> ABOUT THIS EXERCISE: Each record that follows should be duplicated exactly, except for its pictures.

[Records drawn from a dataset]
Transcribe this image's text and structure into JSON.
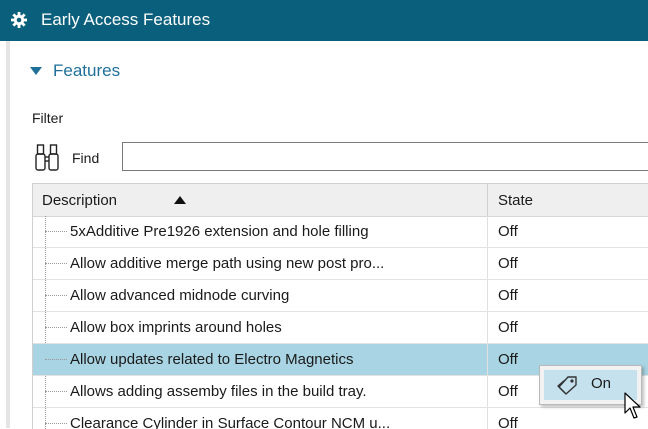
{
  "window": {
    "title": "Early Access Features",
    "icon": "gear-icon"
  },
  "section": {
    "label": "Features",
    "expanded": true
  },
  "filter": {
    "label": "Filter",
    "find_label": "Find",
    "find_value": ""
  },
  "table": {
    "columns": [
      {
        "label": "Description",
        "sort": "ascending"
      },
      {
        "label": "State"
      }
    ],
    "rows": [
      {
        "description": "5xAdditive Pre1926 extension and hole filling",
        "state": "Off"
      },
      {
        "description": "Allow additive merge path using new post pro...",
        "state": "Off"
      },
      {
        "description": "Allow advanced midnode curving",
        "state": "Off"
      },
      {
        "description": "Allow box imprints around holes",
        "state": "Off"
      },
      {
        "description": "Allow updates related to Electro Magnetics",
        "state": "Off",
        "selected": true
      },
      {
        "description": "Allows adding assemby files in the build tray.",
        "state": "Off"
      },
      {
        "description": "Clearance Cylinder in Surface Contour NCM u...",
        "state": "Off"
      }
    ]
  },
  "dropdown": {
    "option": "On",
    "icon": "tag-icon"
  },
  "colors": {
    "titlebar": "#0a5f7d",
    "selected_row": "#a9d4e3",
    "accent_text": "#1f6f9a"
  }
}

> YOUR SOLUTION:
Transcribe this image's text and structure into JSON.
{
  "window": {
    "title": "Early Access Features",
    "icon": "gear-icon"
  },
  "section": {
    "label": "Features",
    "expanded": true
  },
  "filter": {
    "label": "Filter",
    "find_label": "Find",
    "find_value": ""
  },
  "table": {
    "columns": [
      {
        "label": "Description",
        "sort": "ascending"
      },
      {
        "label": "State"
      }
    ],
    "rows": [
      {
        "description": "5xAdditive Pre1926 extension and hole filling",
        "state": "Off"
      },
      {
        "description": "Allow additive merge path using new post pro...",
        "state": "Off"
      },
      {
        "description": "Allow advanced midnode curving",
        "state": "Off"
      },
      {
        "description": "Allow box imprints around holes",
        "state": "Off"
      },
      {
        "description": "Allow updates related to Electro Magnetics",
        "state": "Off",
        "selected": true
      },
      {
        "description": "Allows adding assemby files in the build tray.",
        "state": "Off"
      },
      {
        "description": "Clearance Cylinder in Surface Contour NCM u...",
        "state": "Off"
      }
    ]
  },
  "dropdown": {
    "option": "On",
    "icon": "tag-icon"
  },
  "colors": {
    "titlebar": "#0a5f7d",
    "selected_row": "#a9d4e3",
    "accent_text": "#1f6f9a"
  }
}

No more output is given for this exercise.